I believe that communication issue is of singular importance to everyone, family members, friends, medical personnel. We should all keep in mind that just because someone is without speech, or gesture, assuming the individual is incapable of understanding could be a tragic mistake. By the same token we cannot assume that everyone who does not speak, understands everything they see and hear. Obviously, a determination of the situation must be carefully made.
2. The scene where Bauby is asked short yes and no questions beginning with the most simple such as, are you a man, are you a woman, etc. did accurately reflect how insulted he felt. He did not understand the need for what he perceived as demeaning questions.
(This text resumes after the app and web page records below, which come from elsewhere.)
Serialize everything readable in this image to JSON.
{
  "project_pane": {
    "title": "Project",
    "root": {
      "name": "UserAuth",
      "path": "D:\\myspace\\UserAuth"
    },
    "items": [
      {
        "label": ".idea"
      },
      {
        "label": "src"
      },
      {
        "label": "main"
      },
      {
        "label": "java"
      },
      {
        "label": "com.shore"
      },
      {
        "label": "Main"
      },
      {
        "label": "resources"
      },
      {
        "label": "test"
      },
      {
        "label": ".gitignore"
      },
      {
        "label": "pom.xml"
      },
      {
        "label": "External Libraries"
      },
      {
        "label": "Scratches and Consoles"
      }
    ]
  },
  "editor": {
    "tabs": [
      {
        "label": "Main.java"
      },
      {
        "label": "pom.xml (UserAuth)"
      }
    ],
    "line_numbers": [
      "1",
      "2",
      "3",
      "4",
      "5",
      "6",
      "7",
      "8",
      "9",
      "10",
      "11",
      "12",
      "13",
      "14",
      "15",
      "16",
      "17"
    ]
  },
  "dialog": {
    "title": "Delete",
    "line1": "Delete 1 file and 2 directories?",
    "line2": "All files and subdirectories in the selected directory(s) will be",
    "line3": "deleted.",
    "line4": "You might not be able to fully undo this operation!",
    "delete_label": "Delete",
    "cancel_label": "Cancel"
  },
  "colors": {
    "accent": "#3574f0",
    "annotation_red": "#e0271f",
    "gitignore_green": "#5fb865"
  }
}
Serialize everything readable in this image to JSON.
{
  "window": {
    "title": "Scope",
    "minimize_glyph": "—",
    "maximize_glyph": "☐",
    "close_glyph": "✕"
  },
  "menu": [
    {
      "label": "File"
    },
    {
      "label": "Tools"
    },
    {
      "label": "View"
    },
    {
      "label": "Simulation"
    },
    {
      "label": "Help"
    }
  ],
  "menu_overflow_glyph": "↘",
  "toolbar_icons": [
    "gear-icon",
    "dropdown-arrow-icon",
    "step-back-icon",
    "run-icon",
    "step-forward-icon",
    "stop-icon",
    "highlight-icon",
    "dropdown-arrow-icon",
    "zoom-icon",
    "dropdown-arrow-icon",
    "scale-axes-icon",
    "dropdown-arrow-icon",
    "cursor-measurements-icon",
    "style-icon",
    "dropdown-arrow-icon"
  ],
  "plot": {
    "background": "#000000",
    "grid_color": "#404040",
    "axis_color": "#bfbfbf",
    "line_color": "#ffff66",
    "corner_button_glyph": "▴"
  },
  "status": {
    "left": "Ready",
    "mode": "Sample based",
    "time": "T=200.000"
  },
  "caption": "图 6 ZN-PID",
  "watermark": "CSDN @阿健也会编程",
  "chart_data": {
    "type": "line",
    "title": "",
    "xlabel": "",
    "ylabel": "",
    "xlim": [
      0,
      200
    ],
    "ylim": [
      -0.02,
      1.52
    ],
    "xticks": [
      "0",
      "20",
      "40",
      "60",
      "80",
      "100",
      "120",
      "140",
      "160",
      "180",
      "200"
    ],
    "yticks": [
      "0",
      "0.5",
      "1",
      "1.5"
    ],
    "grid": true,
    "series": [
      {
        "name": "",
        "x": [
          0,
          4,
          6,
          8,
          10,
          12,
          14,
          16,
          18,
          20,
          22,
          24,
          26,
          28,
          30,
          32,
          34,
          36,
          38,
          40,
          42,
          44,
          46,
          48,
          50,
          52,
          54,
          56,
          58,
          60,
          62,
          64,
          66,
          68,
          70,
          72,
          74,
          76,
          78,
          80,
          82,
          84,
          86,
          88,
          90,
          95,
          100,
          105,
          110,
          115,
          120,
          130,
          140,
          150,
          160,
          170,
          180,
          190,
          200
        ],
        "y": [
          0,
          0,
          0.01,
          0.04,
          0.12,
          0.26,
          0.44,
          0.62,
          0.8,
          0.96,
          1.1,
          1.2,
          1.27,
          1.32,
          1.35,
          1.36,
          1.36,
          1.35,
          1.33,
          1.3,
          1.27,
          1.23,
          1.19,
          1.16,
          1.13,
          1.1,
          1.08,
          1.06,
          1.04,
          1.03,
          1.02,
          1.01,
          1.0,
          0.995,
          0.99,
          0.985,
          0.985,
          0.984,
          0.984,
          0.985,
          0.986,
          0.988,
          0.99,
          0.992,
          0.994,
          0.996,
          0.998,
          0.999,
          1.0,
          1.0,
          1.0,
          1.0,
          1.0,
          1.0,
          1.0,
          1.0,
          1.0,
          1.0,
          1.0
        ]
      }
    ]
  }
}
A few individual patients and some family members who overhear this sort of questioning can become quite irate, even despite having received explanatory information about the necessity for questions at such a basic level.
Establishing the level at which someone is able to understand after any sort of possible life altering brain event is a very delicate process in which you can never assume any individual continues to function as they did before. In the beginning under those circumstances, querying anyone with higher level questions i.e. do cats bark, do dogs meow, can be highly demoralizing to someone who is suddenly shocked with the realization they should know the correct answer, but now they don't. Some are so embarrassed, they pretend, and guess. Keep in mind there's a 50-50 chance of getting the right answer with a guess in yes/no questions.
3. Such instant establishment of someone's ability to understand all words said to them with just one or two basic yes/no questions as depicted in the movie, is generally not likely. There's a gradation of question complexity.
4. A patient being given a choice of visitors is good. There can be situations where a patient's choice to not see select people might not be in that same patient's best interest and an effort to circumvent their expressed choice might be better -- at least one time. But care must be taken since as individuals we do have the right to make choices.
5. There were probably more interventions before the alphabet card was introduced and having him spell words -- including introduction of words to see if he could read them, then sentences and more. But, that would have been tedious to include all that in the movie.
6. His imagination and memory were not paralyzed nor was his ability to blink his left eye which they established. We cannot always assume these functions are fully intact with someone.
7. Humor was an integral part of his recovery. There is a scene with a telephone man who couldn't understand how a man who couldn't talk could use a telephone, followed by a funny comment about which Bauby laughed -- in his mind. I believe humor is essential for all.
I would especially welcome the comments of any others who view this film, have read the book, or find this subject to be of interest.